Data records for software interfaces
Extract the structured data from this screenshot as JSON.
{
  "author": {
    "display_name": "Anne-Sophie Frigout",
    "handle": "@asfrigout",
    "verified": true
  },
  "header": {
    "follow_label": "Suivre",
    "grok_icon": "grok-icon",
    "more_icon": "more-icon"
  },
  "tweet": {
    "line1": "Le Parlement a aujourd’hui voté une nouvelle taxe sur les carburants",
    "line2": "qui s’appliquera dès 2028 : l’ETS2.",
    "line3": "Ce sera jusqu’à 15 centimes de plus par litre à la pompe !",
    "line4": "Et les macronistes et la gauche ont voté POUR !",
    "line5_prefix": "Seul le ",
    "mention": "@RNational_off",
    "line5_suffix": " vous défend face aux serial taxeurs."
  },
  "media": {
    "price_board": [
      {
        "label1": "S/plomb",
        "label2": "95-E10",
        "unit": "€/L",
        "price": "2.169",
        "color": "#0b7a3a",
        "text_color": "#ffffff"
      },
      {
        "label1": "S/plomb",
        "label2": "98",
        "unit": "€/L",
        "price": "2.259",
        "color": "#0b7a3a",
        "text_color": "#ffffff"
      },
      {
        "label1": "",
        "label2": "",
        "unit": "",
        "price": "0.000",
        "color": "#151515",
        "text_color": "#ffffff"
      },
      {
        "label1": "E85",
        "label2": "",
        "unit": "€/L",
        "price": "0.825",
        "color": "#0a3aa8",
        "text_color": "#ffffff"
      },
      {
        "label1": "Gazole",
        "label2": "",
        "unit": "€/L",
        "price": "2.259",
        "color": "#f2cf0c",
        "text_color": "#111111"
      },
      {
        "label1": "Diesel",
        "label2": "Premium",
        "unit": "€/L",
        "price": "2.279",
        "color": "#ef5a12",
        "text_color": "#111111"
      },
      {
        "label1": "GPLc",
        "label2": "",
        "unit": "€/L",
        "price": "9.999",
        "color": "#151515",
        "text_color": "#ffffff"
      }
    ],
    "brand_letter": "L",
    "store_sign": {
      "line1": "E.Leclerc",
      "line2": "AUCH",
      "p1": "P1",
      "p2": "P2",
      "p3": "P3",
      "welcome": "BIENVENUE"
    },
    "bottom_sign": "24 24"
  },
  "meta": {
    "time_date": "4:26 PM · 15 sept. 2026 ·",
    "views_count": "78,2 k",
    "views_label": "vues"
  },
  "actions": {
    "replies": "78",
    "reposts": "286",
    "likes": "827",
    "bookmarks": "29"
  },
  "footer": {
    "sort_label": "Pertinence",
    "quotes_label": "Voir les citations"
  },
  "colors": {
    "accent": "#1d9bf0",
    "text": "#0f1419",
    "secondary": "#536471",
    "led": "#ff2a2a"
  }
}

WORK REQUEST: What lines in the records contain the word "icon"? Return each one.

TASK RESULT:
    "grok_icon": "grok-icon",
    "more_icon": "more-icon"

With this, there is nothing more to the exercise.